Police from the organised crime and triad bureau arrived at the site early on Friday to investigate.

The share price of PCCW, the conglomerate owned by second-generation tycoon Richard Li Tzar-kai, was down 0.7 per cent. In a statement, Li expressed his “deep concern” and pledged to shoulder the dancers’ medical expenses through his company.

“[I] would like to send [my] sincerest regards to the injured performers and their families, and wish the injured a speedy recovery,” he said.

Previous Mirror concerts were plagued by minor safety incidents, one of which involved Frankie Chan Sui-fai falling off an elevated stage, resulting in an abrasion. During prior rehearsal, one dancer was also reportedly injured.

Chan called off his weekend birthday celebration, while Moov, an online music platform also affiliated with PCCW, shut its pop-up stores across the city that sold concert memorabilia.

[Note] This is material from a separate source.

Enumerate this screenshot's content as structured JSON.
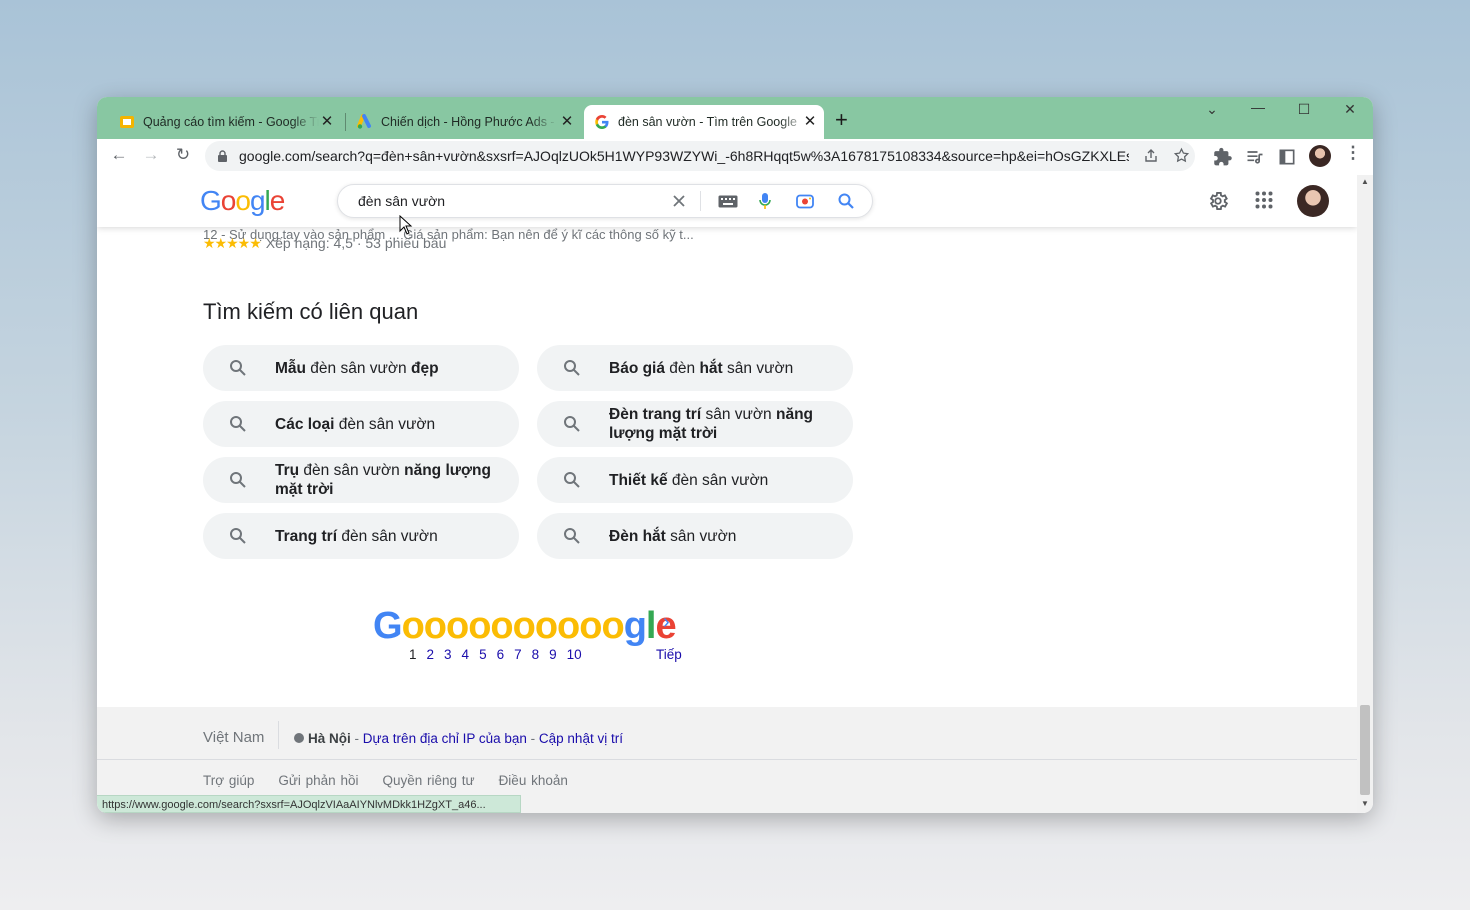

The damaged screen after it crashed and hit two dancers. Photo: Handout

Secretary for Labour and Welfare Chris Sun Yuk-han said authorities had ordered all activity under the remaining screens at the venue to be suspended, and for organisers to work with relevant officials before removing the devices.

He said officers from the Labour Department had already visited the venue to collect evidence and would carry out enforcement action, including laying prosecutions under the Occupational Safety and Health Ordinance if necessary.

A Mirror fan with a collectible doll takes pictures outside Hong Kong Coliseum on Friday. Photo: Yik Yeung-man

Fans expressed shock and disbelief that such an accident could happen even given all the preparation involved.

“I thought the organiser had learnt from the lessons on the first two days. I find it ridiculous that such a major stage accident could happen even after all the safety measures,” said Kitty Ling Ka-Ying, a 20-year-old fan.

A fan who gave her name as Ka demanded an answer from the band’s management agency.

“They must explain what happened, and not just find a scapegoat, close the matter and go on to make money,” the 40-year-old freelancer said. “I love Mirror because they made me believe Hong Kong was still a place for dreams. But now the dream has shattered.”

Additional reporting by Yanni Chow, Sue Ng, Lilian Cheng, Sammy Heung, Victor Ting and Joyce Ng